Trending News Today: Young Women Have Low Awareness of Cardiovascular Risks
Top news of the day from across the health care industry.
A new study suggests young women are less likely to be aware of cardiovascular risks, Reuters reported. According to the article, the researchers provided survey questions from the American Heart Association to 331 young women aged 15 to 24 years to assess their awareness of cardiovascular disease and how it can be prevented compared with responses from a 2012 survey of 1227 women above age 25. Only 1 in 10 women surveyed cited heart disease as the number 1 cause of death among women and fewer than 20 believed it was the leading health problem for women, the article reported.
A proposed House bill would establish a pilot program for HIV prevention for victims of rape or sexual assault, The Associated Press reported. According to the article, the 3-year pilot program would provide individuals with full access to HIV non-occupational post-exposure prophylactic treatment. The program would help pay for the medication, which can typically be costly, especially if the patient does not have health insurance, the article reported.

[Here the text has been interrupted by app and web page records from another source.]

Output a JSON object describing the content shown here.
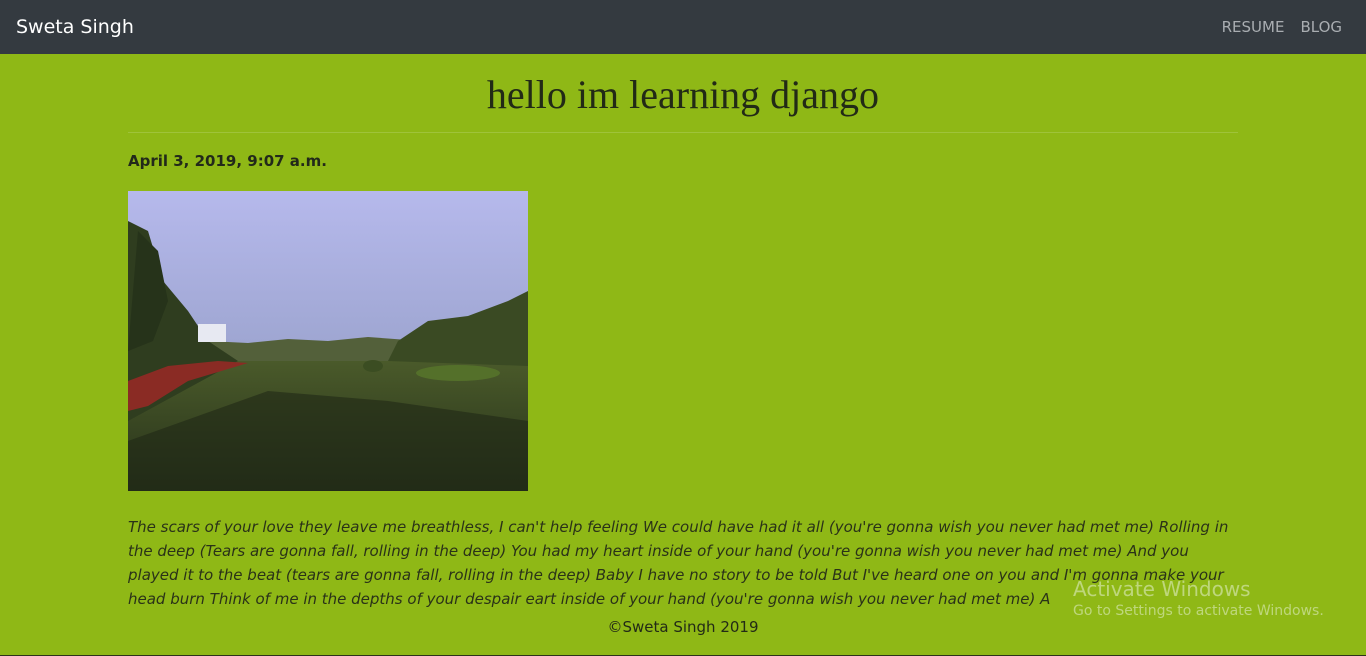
{
  "nav": {
    "brand": "Sweta Singh",
    "links": [
      "RESUME",
      "BLOG"
    ]
  },
  "post": {
    "title": "hello im learning django",
    "date": "April 3, 2019, 9:07 a.m.",
    "body": "The scars of your love they leave me breathless, I can't help feeling We could have had it all (you're gonna wish you never had met me) Rolling in the deep (Tears are gonna fall, rolling in the deep) You had my heart inside of your hand (you're gonna wish you never had met me) And you played it to the beat (tears are gonna fall, rolling in the deep) Baby I have no story to be told But I've heard one on you and I'm gonna make your head burn Think of me in the depths of your despair eart inside of your hand (you're gonna wish you never had met me) A"
  },
  "footer": {
    "text": "©Sweta Singh 2019"
  },
  "watermark": {
    "title": "Activate Windows",
    "subtitle": "Go to Settings to activate Windows."
  },
  "colors": {
    "page_bg": "#8fb816",
    "navbar_bg": "#343a40",
    "brand_text": "#ffffff",
    "nav_link_text": "#a9adb1"
  }
}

New data showed that Amarin’s icosapent ethyl (Vascepa), a purified fish oil derivative, reduced total cardiovascular events, first and subsequent events, by 30% versus placebo, according to the company’s press release. The REDUCE-IT trial included 8179 patients who had elevated triglyceride levels despite stable statin therapy and either documented cardiovascular disease or diabetes with other cardiovascular risk factors, according to the release. The study also showed a 28% reduction of total events in the key secondary endpoint in the intent-to-treat population, including a composite of cardiovascular death, nonfatal heart attack, and nonfatal stroke.